─── Information provided
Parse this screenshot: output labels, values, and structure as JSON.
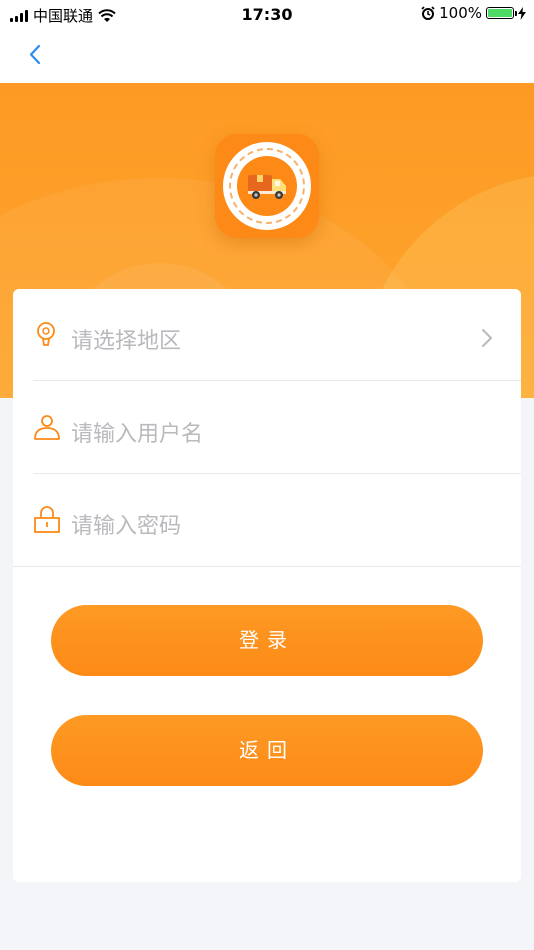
{
  "status_bar": {
    "carrier": "中国联通",
    "time": "17:30",
    "battery": "100%",
    "battery_level": 1.0
  },
  "nav": {
    "back_icon": "chevron-left-icon"
  },
  "header": {
    "logo_icon": "delivery-truck-icon"
  },
  "form": {
    "region": {
      "placeholder": "请选择地区",
      "icon": "location-pin-icon"
    },
    "username": {
      "placeholder": "请输入用户名",
      "icon": "user-icon"
    },
    "password": {
      "placeholder": "请输入密码",
      "icon": "lock-icon"
    }
  },
  "buttons": {
    "login_label": "登录",
    "back_label": "返回"
  },
  "colors": {
    "accent": "#fd8a17",
    "nav_blue": "#2a8cf0",
    "placeholder": "#b9b9be"
  }
}
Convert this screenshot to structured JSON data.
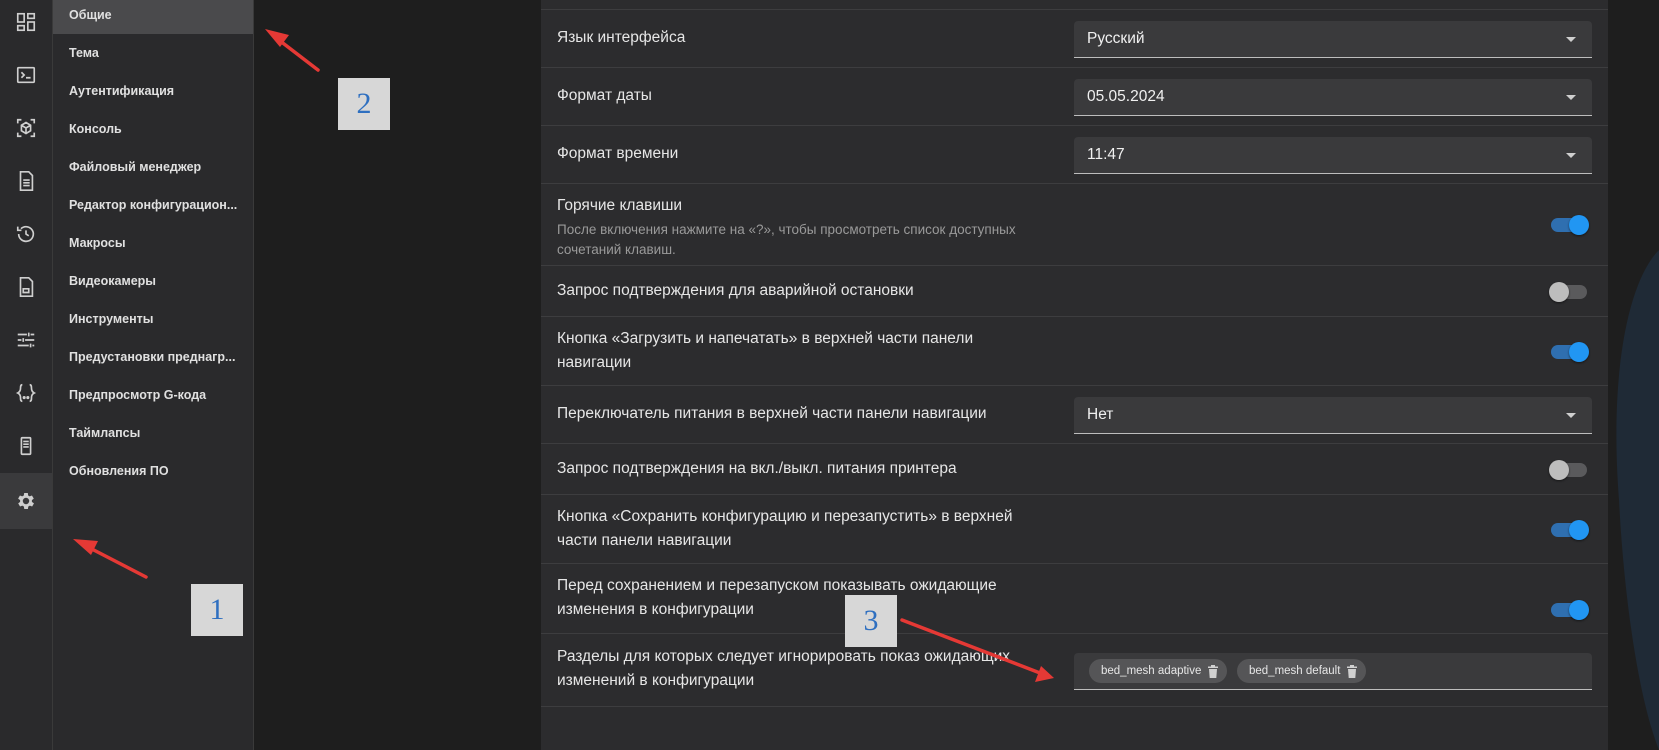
{
  "rail": {
    "icons": [
      "dashboard-icon",
      "console-icon",
      "cube-icon",
      "file-list-icon",
      "history-icon",
      "file-gcode-icon",
      "sliders-icon",
      "braces-icon",
      "device-icon",
      "gear-icon"
    ],
    "active": "gear-icon"
  },
  "subnav": {
    "items": [
      {
        "label": "Общие",
        "active": true
      },
      {
        "label": "Тема"
      },
      {
        "label": "Аутентификация"
      },
      {
        "label": "Консоль"
      },
      {
        "label": "Файловый менеджер"
      },
      {
        "label": "Редактор конфигурацион..."
      },
      {
        "label": "Макросы"
      },
      {
        "label": "Видеокамеры"
      },
      {
        "label": "Инструменты"
      },
      {
        "label": "Предустановки преднагр..."
      },
      {
        "label": "Предпросмотр G-кода"
      },
      {
        "label": "Таймлапсы"
      },
      {
        "label": "Обновления ПО"
      }
    ]
  },
  "settings": {
    "language": {
      "label": "Язык интерфейса",
      "value": "Русский"
    },
    "date_format": {
      "label": "Формат даты",
      "value": "05.05.2024"
    },
    "time_format": {
      "label": "Формат времени",
      "value": "11:47"
    },
    "hotkeys": {
      "label": "Горячие клавиши",
      "sub": "После включения нажмите на «?», чтобы просмотреть список доступных сочетаний клавиш.",
      "on": true
    },
    "estop_confirm": {
      "label": "Запрос подтверждения для аварийной остановки",
      "on": false
    },
    "upload_print_btn": {
      "label": "Кнопка «Загрузить и напечатать» в верхней части панели навигации",
      "on": true
    },
    "power_switch": {
      "label": "Переключатель питания в верхней части панели навигации",
      "value": "Нет"
    },
    "power_confirm": {
      "label": "Запрос подтверждения на вкл./выкл. питания принтера",
      "on": false
    },
    "save_restart_btn": {
      "label": "Кнопка «Сохранить конфигурацию и перезапустить» в верхней части панели навигации",
      "on": true
    },
    "pending_changes": {
      "label": "Перед сохранением и перезапуском показывать ожидающие изменения в конфигурации",
      "on": true
    },
    "ignore_sections": {
      "label": "Разделы для которых следует игнорировать показ ожидающих изменений в конфигурации",
      "chips": [
        "bed_mesh adaptive",
        "bed_mesh default"
      ]
    }
  },
  "annotations": {
    "tag1": "1",
    "tag2": "2",
    "tag3": "3"
  },
  "colors": {
    "accent": "#2196f3",
    "arrow": "#e53935"
  }
}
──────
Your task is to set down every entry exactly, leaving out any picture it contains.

Parse this screenshot: output labels, values, and structure as JSON.
{
  "status_bar": {
    "carrier": "中国联通",
    "time": "17:30",
    "battery": "100%",
    "battery_level": 1.0
  },
  "nav": {
    "back_icon": "chevron-left-icon"
  },
  "header": {
    "logo_icon": "delivery-truck-icon"
  },
  "form": {
    "region": {
      "placeholder": "请选择地区",
      "icon": "location-pin-icon"
    },
    "username": {
      "placeholder": "请输入用户名",
      "icon": "user-icon"
    },
    "password": {
      "placeholder": "请输入密码",
      "icon": "lock-icon"
    }
  },
  "buttons": {
    "login_label": "登录",
    "back_label": "返回"
  },
  "colors": {
    "accent": "#fd8a17",
    "nav_blue": "#2a8cf0",
    "placeholder": "#b9b9be"
  }
}
Convert this screenshot to structured JSON data.
{
  "rail": {
    "icons": [
      "dashboard-icon",
      "console-icon",
      "cube-icon",
      "file-list-icon",
      "history-icon",
      "file-gcode-icon",
      "sliders-icon",
      "braces-icon",
      "device-icon",
      "gear-icon"
    ],
    "active": "gear-icon"
  },
  "subnav": {
    "items": [
      {
        "label": "Общие",
        "active": true
      },
      {
        "label": "Тема"
      },
      {
        "label": "Аутентификация"
      },
      {
        "label": "Консоль"
      },
      {
        "label": "Файловый менеджер"
      },
      {
        "label": "Редактор конфигурацион..."
      },
      {
        "label": "Макросы"
      },
      {
        "label": "Видеокамеры"
      },
      {
        "label": "Инструменты"
      },
      {
        "label": "Предустановки преднагр..."
      },
      {
        "label": "Предпросмотр G-кода"
      },
      {
        "label": "Таймлапсы"
      },
      {
        "label": "Обновления ПО"
      }
    ]
  },
  "settings": {
    "language": {
      "label": "Язык интерфейса",
      "value": "Русский"
    },
    "date_format": {
      "label": "Формат даты",
      "value": "05.05.2024"
    },
    "time_format": {
      "label": "Формат времени",
      "value": "11:47"
    },
    "hotkeys": {
      "label": "Горячие клавиши",
      "sub": "После включения нажмите на «?», чтобы просмотреть список доступных сочетаний клавиш.",
      "on": true
    },
    "estop_confirm": {
      "label": "Запрос подтверждения для аварийной остановки",
      "on": false
    },
    "upload_print_btn": {
      "label": "Кнопка «Загрузить и напечатать» в верхней части панели навигации",
      "on": true
    },
    "power_switch": {
      "label": "Переключатель питания в верхней части панели навигации",
      "value": "Нет"
    },
    "power_confirm": {
      "label": "Запрос подтверждения на вкл./выкл. питания принтера",
      "on": false
    },
    "save_restart_btn": {
      "label": "Кнопка «Сохранить конфигурацию и перезапустить» в верхней части панели навигации",
      "on": true
    },
    "pending_changes": {
      "label": "Перед сохранением и перезапуском показывать ожидающие изменения в конфигурации",
      "on": true
    },
    "ignore_sections": {
      "label": "Разделы для которых следует игнорировать показ ожидающих изменений в конфигурации",
      "chips": [
        "bed_mesh adaptive",
        "bed_mesh default"
      ]
    }
  },
  "annotations": {
    "tag1": "1",
    "tag2": "2",
    "tag3": "3"
  },
  "colors": {
    "accent": "#2196f3",
    "arrow": "#e53935"
  }
}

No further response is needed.